The “Tax Cuts and Jobs Act of 2017” (the Act) made signiﬁcant changes to the business provisions that aﬀect a business’ ability to deduct meal and entertainment (M&E) expenses. The Act completely eliminated an employer’s ability to deduct entertainment expenses (even if those expenses were for business). The Act also signiﬁcantly limited an employer’s ability to deduct expenses associated with de minimis meals, including meals provided at an employer-operated eating facility or meals provided for the convenience of the employer.
Entertainment, recreation, social and similar expenses
Under prior law, deductions for expenses related to meals, entertainment, amusement or recreational activities, or facilities (including membership dues), unless such expenses were ordinary, necessary and directly related to the active conduct of the taxpayer’s trade or business were prohibited. If a taxpayer was able to demonstrate that such expenses were ordinary, necessary and directly related to its trade or business, the taxpayer could deduct up to 50% of such M&E expenses.
The following expenses were, and remain, 100% deductible:
- Amounts reported as compensation to an employee.
- Amounts includable in the gross income of a recipient who is not an employee.
- Certain reimbursed expenses, including reimbursement arrangements in which an employer reimburses the expenses incurred by a subcontractor’s employees.
- Items made available to the general public.

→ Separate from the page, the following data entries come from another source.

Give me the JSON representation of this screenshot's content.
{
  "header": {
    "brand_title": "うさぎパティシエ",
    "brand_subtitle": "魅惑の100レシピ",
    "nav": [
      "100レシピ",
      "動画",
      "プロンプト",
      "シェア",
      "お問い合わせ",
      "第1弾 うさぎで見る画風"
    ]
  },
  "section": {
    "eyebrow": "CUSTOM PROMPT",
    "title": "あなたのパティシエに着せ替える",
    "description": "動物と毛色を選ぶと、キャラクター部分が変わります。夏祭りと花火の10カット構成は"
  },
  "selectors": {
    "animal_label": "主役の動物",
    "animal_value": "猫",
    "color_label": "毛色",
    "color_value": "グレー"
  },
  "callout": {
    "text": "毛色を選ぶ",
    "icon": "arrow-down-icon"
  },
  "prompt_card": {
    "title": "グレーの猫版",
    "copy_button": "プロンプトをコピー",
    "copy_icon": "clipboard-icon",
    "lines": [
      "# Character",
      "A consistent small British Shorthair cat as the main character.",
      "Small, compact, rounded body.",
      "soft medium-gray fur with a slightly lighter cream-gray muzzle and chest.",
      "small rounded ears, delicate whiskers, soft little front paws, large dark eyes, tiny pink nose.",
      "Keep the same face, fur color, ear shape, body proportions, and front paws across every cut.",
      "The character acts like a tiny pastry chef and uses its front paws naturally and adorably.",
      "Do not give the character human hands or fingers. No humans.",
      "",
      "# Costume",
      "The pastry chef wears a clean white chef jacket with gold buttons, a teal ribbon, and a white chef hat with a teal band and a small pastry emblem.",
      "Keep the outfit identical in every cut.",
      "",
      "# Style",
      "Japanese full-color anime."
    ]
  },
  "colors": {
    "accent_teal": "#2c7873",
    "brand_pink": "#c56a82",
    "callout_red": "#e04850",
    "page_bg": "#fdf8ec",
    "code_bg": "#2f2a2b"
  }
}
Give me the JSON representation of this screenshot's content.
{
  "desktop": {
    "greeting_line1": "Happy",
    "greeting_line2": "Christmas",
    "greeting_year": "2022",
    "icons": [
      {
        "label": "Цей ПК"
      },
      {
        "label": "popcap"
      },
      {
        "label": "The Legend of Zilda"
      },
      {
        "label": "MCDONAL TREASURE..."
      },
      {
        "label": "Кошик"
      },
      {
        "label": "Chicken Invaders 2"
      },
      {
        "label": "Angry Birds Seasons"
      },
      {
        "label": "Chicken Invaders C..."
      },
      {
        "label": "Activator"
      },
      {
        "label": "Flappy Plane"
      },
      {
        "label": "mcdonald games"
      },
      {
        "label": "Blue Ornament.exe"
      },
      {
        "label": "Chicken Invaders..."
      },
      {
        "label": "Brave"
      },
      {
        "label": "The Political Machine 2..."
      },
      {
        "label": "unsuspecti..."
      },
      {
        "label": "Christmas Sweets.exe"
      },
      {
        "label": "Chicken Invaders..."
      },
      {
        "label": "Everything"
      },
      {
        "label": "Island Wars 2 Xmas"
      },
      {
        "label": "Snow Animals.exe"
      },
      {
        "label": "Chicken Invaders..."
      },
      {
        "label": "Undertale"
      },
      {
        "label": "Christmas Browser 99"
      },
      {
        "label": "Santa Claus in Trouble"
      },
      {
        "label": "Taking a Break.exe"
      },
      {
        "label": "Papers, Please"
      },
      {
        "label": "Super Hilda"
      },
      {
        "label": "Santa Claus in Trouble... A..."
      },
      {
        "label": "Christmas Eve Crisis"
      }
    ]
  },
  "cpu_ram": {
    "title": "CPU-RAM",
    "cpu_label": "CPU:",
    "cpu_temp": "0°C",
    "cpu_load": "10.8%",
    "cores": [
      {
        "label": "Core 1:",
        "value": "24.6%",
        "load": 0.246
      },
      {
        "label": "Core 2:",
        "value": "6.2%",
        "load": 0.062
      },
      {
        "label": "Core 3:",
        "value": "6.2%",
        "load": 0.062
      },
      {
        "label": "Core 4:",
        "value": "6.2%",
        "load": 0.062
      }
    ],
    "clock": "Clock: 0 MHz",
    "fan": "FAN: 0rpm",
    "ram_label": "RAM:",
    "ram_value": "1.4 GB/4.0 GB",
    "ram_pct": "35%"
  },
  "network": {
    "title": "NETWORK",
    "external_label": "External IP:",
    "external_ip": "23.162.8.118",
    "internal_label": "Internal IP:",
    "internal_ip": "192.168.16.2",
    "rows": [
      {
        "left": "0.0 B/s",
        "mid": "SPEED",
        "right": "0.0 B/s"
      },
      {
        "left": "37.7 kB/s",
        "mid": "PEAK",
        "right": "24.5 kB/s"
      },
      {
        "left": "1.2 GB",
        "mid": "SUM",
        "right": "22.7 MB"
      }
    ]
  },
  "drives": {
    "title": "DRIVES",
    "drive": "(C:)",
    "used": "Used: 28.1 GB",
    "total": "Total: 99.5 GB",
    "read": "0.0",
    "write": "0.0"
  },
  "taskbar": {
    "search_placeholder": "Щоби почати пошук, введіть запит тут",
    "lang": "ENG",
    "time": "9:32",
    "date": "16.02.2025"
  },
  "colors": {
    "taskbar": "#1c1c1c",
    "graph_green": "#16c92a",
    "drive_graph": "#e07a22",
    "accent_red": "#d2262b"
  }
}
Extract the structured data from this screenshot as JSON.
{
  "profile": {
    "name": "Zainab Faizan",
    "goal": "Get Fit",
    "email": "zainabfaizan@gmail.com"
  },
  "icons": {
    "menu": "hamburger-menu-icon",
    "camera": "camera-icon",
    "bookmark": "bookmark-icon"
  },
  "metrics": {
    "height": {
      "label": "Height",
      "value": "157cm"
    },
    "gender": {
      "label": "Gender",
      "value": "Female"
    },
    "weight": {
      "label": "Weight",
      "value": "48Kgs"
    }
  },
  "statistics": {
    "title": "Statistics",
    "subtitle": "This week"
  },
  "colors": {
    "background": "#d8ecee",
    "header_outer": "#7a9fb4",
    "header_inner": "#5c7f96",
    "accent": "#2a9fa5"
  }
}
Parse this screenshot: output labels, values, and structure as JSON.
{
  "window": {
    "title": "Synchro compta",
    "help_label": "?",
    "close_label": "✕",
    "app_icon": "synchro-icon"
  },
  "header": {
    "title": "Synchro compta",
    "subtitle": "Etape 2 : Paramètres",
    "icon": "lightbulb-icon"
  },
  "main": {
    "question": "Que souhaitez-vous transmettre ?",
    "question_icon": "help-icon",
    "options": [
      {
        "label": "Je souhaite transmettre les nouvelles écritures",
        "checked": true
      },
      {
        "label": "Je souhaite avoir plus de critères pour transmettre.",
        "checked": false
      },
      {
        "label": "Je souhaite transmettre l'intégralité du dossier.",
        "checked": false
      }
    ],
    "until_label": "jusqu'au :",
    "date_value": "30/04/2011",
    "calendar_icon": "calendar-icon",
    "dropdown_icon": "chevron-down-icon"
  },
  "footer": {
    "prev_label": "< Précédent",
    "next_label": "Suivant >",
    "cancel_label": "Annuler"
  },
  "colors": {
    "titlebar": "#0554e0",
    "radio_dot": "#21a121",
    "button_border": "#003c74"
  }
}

- Expenses for goods or services (including the use of facilities) that are sold by a taxpayer to customers in a bona ﬁde transaction for adequate and full consideration.
Additionally, these amounts were 50% deductible under prior law and remain 50% deductible under new law:
- Expenses for food and beverages provided primarily for the beneﬁt of employees furnished on the taxpayer’s business premises.
- Expenses incurred by a taxpayer directly related to business meetings of employees, shareholders and agents or directors.
The Act has made all entertainment expenses, including facilities used for such activities, nondeductible, even if these expenses directly relate to, or are associated with, the conduct of business. Business meals and beverages, however, remain 50% deductible.
Hence, all forms of business entertainment, including golf outings, ﬁshing, sailing, sporting events, hunting, theater tickets, license fees paid to sporting arenas, golf club dues, etc. are entirely nondeductible, even if a substantial and bona ﬁde business discussion is associated with the activity. Taxpayers may still deduct 50% of food or beverages incurred at such events, but only if they can prove that business was conducted.
Taxpayers should assess their current policies to determine if the changes under the Act will warrant a change in their business expense policy or if system changes are necessary. In many instances, taxpayers do not separately track food/beverage expenses and entertainment expenses. In addition, substantiation for such expenses does not always separately state how much of an expense relates to food/beverages and how much relates to entertainment.
Now that entertainment is nondeductible, taxpayers should also assess their current inventory of licensing agreements with entertainment venues, social clubs and other entertainment/recreation facilities.
The burden of proof is on a taxpayer to establish that a business meal is not an entertainment expense where the price is bundled.
These changes are eﬀective for amounts paid or incurred on or after January 1, 2018.